This time it’s real: U.S. ready to give up control over key internet functions
Government ready to relinquish control over IANA contract.
In 2009 the U.S Government agreed to the “Affirmation of Commitments” with ICANN to set if free from U.S. control.
The press ate it up, assuming that it meant the U.S. had given up control of the internet.
The key contract that the U.S. government controls for the internet’s naming system is actually the Internet Assigned Number Authority (IANA) contract, which includes managing the root zone. That contract is awarded by the U.S.’ National Telecommunications and Information Administration to ICANN.

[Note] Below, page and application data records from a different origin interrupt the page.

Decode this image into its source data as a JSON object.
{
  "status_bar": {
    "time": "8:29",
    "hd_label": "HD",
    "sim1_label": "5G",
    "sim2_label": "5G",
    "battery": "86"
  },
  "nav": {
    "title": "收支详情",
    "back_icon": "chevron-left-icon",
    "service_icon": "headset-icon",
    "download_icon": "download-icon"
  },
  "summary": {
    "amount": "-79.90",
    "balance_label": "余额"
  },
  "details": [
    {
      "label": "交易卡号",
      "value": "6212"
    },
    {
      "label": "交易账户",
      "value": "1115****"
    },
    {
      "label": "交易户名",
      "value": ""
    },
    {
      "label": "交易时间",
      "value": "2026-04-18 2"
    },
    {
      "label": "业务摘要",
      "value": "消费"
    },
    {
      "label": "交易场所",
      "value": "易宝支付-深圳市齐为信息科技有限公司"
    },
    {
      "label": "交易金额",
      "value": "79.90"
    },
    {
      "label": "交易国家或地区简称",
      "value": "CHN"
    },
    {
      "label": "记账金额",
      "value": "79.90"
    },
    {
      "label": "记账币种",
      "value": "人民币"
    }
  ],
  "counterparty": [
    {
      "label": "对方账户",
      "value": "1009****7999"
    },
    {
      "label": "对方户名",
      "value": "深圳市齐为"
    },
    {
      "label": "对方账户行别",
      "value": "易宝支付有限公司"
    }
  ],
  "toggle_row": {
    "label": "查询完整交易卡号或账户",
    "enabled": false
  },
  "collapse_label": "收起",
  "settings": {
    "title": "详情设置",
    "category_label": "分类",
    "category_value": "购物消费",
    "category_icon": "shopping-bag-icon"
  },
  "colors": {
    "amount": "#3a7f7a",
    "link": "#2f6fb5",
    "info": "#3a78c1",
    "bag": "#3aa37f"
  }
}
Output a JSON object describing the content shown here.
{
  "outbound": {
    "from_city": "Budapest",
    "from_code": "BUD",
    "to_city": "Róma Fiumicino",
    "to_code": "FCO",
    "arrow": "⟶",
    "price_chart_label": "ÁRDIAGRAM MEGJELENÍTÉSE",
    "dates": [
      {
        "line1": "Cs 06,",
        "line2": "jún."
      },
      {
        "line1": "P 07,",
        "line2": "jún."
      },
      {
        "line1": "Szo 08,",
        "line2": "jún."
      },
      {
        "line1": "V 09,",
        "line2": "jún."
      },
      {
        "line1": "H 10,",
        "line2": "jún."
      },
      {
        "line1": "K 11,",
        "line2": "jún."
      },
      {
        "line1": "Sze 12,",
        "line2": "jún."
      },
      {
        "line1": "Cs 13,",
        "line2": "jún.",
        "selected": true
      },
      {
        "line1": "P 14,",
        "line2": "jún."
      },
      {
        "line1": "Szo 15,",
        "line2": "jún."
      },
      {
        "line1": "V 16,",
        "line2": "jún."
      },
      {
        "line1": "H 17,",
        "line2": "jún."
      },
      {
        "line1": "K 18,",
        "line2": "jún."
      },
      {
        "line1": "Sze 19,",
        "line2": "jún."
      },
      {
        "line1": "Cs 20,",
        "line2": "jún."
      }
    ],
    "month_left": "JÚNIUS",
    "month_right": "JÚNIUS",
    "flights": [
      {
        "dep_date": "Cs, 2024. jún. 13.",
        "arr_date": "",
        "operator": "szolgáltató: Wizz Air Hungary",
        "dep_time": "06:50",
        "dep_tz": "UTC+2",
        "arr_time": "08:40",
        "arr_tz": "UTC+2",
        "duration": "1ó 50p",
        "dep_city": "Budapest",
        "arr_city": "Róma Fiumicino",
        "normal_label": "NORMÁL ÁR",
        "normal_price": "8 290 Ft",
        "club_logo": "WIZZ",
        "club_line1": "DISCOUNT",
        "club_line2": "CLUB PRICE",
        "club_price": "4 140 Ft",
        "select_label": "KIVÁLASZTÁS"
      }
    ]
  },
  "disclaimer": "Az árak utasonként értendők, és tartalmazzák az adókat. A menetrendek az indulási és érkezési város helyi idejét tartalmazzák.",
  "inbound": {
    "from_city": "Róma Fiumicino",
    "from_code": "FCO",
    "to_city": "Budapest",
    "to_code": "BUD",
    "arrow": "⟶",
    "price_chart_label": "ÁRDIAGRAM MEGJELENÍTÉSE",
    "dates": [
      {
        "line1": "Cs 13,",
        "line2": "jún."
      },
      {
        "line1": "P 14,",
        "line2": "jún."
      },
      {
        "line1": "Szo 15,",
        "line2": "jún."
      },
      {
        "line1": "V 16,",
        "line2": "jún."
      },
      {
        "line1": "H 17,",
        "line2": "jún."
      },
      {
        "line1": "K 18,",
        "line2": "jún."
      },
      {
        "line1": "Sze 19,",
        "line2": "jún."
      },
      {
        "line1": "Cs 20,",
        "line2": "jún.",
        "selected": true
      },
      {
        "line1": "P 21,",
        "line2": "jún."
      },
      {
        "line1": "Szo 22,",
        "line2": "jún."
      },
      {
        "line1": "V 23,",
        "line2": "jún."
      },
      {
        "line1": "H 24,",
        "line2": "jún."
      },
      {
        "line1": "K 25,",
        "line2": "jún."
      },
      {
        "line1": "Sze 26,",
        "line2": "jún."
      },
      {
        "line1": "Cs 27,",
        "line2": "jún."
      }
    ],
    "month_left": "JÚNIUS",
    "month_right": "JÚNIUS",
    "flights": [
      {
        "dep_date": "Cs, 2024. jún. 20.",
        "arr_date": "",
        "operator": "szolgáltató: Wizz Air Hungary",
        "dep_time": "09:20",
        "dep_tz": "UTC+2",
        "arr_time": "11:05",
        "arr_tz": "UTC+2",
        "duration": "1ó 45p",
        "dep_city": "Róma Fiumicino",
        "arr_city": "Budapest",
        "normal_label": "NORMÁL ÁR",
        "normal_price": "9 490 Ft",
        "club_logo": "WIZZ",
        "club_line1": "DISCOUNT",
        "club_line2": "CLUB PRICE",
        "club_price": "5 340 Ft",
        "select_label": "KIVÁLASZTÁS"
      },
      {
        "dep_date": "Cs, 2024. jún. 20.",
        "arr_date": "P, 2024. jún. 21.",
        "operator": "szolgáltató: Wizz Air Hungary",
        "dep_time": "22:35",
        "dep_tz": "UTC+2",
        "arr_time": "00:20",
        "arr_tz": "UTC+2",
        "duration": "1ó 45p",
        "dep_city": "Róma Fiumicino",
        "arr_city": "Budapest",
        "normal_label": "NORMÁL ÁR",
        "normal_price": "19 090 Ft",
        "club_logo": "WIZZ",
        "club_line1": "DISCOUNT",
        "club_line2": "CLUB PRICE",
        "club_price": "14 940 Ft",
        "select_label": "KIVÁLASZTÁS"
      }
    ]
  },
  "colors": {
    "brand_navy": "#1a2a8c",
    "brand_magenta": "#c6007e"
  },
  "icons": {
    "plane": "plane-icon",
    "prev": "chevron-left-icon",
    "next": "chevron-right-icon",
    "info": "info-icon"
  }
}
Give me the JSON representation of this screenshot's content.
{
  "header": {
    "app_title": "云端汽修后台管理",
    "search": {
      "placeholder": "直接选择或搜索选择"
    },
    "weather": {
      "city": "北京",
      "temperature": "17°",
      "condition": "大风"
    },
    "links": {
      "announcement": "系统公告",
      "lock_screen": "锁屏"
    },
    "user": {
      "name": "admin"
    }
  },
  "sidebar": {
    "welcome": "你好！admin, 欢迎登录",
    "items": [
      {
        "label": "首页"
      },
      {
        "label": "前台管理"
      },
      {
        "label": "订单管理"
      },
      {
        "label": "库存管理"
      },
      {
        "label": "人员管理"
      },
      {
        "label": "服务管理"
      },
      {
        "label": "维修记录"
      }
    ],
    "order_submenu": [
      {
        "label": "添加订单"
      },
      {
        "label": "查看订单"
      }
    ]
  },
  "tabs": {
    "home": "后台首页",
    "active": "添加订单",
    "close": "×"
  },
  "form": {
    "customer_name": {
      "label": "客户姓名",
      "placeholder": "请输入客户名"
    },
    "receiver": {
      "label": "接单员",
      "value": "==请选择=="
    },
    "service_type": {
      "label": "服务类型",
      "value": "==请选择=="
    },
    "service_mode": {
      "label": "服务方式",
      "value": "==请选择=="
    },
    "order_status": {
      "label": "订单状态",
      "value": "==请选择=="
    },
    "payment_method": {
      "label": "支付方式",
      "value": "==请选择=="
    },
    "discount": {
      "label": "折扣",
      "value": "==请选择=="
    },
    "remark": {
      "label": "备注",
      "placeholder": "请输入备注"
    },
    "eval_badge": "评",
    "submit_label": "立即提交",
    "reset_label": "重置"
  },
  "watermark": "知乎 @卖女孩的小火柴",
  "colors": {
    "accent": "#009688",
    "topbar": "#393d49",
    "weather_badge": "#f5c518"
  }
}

Signing the Affirmation of Commitments gave the U.S. government a way to say it was relinquishing control of the internet without actually doing it. It bought it time.
Now it appears the government is serious. It announced today that it’s ready to wash its hands of this key contract for managing the root zone.
ICANN’s new CEO Fadi Chehade has been pushing for more separation from the U.S. government after the Edward Snowden revelations. He has gotten his wish, but a high stakes game of poker is about to ensue. Chehade will have to tread carefully and skillfully in the coming 18 months, the unofficial deadline for coming up with an alternative to the existing contract.
The U.S. government said it won’t accept a model in which another government-led group controls these important functions. This is key, and it has been my primary concern about the power vacuum that would take place if the U.S. government bowed out.
It seems that the U.S. will have a role in deciding how the IANA functions are carried out going forward even if it’s not handing out the contract itself. It will effectively control how the hand-off occurs, even if it’s behind the scenes. The idea is the ICANN will continue to handle the IANA functions, it just won’t be the result of a government contract.
I wonder if 18 months will be enough time to figure out what is a key ingredient to the internet as we know it.